Sunday, April 18, 1999

The ceremony that links all of us together

The Cincinnati Enquirer

        My grandfather slid under the wire. His mother was pregnant when she landed on Ellis Island from Italy. He was born here, an instant American citizen, and his father named him Amerigo. In gratitude.

        He shined shoes in New York, then earned enough money to buy his own kit and staked out his own corner. He moved to the Midwest, where he died a prosperous man.

        That is the American way.

Earthly possessions
        Two generations later, Fadi Al-Ghawi arrived in this country carrying a suitcase strapped together with two belts. It was very old, owned by a man who had nothing better to hold all his earthly possessions. He came here from Beirut 22 years ago.

        Today, Mr. Al-Ghawi has a degree in industrial engineering, a house in Wilmington and a job as a plant manager. He has a wife who likes to brag about him and a son named Aaron who likes to be called Max.

        Padma Chebrolu, who lives in Montgomery, came here as a bride. No money. No job. Nine years later, she is a systems analyst and MBA candidate.

        They stood Friday — 61 of them — in the gymnasium at Three Rivers Junior High School in Cleves, beneath a sign that said “Home of the Falcons,” and became U.S. citizens.

        A little girl, perhaps 3 years old, in a black hat with a red ribbon, danced un-self-consciously to the strains of “America the Beautiful,” played by the school band. The choir sang. It was a very big deal.

        Casual Friday? Not here. People were dressed to the nines. Padma's red, white and blue hair ribbon clashed charmingly with her fuchsia and navy sari.

Rubin's legacy
        The late U.S. District Court Judge Carl Rubin brought the first naturalization ceremony to this school in 1987 at the request of librarian Marney Murphy. “Judge Rubin figured any place that had a judge and an American flag could be a courtroom,” said Magistrate Judge Jack Sherman Jr., who presided.

        Students who passed the same naturalization test as the new citizens were allowed to go to a reception afterward.

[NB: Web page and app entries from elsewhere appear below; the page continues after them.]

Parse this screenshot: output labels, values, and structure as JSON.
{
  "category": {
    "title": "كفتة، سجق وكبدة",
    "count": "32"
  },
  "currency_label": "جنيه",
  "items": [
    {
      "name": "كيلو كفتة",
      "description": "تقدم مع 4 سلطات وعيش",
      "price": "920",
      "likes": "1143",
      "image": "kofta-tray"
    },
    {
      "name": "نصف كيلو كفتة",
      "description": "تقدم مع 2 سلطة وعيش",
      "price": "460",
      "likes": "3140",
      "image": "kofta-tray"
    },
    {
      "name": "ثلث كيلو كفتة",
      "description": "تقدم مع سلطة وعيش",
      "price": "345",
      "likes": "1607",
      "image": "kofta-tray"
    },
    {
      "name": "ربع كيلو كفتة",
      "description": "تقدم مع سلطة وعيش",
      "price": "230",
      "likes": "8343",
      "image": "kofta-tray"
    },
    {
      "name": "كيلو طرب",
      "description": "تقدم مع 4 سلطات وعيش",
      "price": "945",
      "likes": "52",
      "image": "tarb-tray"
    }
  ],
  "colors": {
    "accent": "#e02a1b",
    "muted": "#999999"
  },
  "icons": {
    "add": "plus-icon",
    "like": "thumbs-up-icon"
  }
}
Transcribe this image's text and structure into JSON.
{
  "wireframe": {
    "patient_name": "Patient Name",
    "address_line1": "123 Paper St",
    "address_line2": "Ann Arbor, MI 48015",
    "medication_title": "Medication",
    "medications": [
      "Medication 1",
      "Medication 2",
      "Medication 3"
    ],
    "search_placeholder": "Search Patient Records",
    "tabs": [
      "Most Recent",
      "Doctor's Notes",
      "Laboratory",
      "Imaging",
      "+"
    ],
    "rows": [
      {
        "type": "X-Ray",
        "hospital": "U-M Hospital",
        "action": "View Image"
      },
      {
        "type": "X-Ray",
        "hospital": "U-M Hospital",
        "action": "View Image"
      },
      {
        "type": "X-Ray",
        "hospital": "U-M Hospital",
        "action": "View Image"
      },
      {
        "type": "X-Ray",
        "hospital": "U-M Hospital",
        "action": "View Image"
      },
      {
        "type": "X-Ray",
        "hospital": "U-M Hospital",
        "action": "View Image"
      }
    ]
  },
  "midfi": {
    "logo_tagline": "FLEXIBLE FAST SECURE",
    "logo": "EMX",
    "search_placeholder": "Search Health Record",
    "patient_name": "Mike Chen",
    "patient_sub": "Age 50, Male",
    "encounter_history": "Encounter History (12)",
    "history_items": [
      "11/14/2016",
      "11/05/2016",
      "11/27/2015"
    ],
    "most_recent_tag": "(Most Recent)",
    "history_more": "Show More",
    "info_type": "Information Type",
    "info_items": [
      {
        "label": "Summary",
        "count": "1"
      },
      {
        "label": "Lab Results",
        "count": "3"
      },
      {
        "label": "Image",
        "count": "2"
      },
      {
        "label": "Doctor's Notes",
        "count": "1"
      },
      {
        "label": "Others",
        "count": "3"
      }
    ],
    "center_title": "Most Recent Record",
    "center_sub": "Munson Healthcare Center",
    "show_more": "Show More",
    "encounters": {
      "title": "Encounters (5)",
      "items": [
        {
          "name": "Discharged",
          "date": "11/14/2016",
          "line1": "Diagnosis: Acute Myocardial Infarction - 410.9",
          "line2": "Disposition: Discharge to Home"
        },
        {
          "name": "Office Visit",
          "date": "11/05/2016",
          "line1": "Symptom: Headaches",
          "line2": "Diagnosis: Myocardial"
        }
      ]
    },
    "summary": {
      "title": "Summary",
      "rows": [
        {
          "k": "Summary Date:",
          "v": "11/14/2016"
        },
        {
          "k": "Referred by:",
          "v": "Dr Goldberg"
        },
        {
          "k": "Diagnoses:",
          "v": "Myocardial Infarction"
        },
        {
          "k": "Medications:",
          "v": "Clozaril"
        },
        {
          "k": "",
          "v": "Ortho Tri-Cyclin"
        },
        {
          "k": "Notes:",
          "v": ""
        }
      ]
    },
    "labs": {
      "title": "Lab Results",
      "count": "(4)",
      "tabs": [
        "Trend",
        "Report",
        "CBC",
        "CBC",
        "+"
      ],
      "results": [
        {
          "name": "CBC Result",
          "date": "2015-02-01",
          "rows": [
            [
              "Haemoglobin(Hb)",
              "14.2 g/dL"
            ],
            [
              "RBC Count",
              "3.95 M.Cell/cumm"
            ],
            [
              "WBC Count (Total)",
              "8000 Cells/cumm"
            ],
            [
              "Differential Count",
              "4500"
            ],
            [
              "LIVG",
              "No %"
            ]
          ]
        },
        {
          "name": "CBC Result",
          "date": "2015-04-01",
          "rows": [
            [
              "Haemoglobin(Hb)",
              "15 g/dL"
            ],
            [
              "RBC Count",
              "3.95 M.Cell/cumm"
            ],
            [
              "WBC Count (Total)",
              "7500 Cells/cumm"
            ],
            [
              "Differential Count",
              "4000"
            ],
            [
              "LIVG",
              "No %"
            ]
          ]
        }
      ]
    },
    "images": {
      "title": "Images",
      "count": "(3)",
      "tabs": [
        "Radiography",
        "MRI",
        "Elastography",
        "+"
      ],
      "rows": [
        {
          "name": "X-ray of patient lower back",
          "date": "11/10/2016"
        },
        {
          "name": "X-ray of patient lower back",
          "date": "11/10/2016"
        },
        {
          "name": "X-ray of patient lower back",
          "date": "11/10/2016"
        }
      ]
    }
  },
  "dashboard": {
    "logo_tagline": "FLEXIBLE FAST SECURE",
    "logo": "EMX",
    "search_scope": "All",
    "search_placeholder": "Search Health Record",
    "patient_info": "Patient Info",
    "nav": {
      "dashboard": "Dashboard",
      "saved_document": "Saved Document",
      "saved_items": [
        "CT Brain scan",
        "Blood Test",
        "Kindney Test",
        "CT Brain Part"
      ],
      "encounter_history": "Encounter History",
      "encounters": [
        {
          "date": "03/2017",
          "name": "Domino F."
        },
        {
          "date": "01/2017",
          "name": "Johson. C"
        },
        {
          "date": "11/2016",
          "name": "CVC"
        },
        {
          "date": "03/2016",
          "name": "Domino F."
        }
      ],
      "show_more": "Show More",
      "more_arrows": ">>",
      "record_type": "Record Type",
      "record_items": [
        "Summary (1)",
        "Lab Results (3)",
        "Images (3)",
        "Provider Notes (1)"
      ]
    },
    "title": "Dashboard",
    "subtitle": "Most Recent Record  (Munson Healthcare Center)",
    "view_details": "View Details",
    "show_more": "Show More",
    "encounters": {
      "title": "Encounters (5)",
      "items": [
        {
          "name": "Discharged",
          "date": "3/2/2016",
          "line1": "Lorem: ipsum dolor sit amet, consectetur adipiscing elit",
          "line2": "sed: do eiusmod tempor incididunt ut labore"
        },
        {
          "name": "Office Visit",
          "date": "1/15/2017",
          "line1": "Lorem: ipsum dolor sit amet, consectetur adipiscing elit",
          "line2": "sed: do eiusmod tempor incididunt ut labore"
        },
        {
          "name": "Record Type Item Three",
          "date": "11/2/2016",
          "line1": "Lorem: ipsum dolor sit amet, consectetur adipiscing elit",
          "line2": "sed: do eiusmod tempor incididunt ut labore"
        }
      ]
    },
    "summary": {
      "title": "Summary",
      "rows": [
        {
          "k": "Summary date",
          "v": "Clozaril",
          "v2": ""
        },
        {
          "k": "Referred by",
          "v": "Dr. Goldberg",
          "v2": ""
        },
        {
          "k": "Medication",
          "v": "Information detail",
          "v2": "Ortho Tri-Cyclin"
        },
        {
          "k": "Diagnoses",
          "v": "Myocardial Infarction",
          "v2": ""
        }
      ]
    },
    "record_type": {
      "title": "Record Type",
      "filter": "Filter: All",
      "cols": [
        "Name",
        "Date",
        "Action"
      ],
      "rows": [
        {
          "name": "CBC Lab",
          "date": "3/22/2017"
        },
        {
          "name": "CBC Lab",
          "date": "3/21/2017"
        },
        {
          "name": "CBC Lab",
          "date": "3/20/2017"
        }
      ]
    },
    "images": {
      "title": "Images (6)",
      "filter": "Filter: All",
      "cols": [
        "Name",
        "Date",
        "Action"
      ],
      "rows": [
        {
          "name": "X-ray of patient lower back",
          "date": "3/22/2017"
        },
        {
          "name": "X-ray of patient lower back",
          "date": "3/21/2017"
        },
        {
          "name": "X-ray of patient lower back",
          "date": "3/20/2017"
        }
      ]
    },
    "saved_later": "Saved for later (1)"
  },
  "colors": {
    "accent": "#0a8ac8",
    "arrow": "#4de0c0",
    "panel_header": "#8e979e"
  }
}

Lynn Breaker, a sixth-grader from Addyston, said she had a bad moment when she came to the question about the 13 original states.

        “I came up with 14, but I had named New York twice.” I wondered ungenerously how many naturally born adult citizens could name them. I wondered if I could.

        Another sixth-grader, Rebecca Griffiths, was there to watch her mother, Anne, receive the certificate of naturalization. Anne Griffiths came here from New Zealand 24 years ago. So why now?

        “I have been working for school levies, and I couldn't vote for them myself. Now I can.”

        My friend Pat Swinton, formerly general manager of the Westin Hotel who now has a vintage clothing business in Arizona, said the same thing. A Canadian, she came back here for the ceremony because that's where the procedure began in 1996.

        “I want to be part of things,” she said simply. “I want to contribute.”

        Judge Sherman, satisfyingly magisterial in his black robe, said gravely, “You are now citizens of the most ethnically diverse country in the history of this earth. Our striking rainbow of people gives us our strength. This new status will benefit you. And you will benefit your country.”

        That is the American way.


        E-mail Laura Pulfer at lpulfer@enquirer or call 768-8393. She can be heard Monday mornings on WVXU radio (91.7 FM), and as a regular commentator on National Public Radio's Morning Edition and InterMedia's Northern Kentucky Magazine.

        Laura Pulfer's column appears in the Enquirer on Sundays, Tuesdays and Thursdays. Call 768-8393 or fax 768-8340. She can be heard Monday mornings on WVXU radio (91.7 FM), and as a regular commentator on National Public Radio's Morning Edition. E-mail her at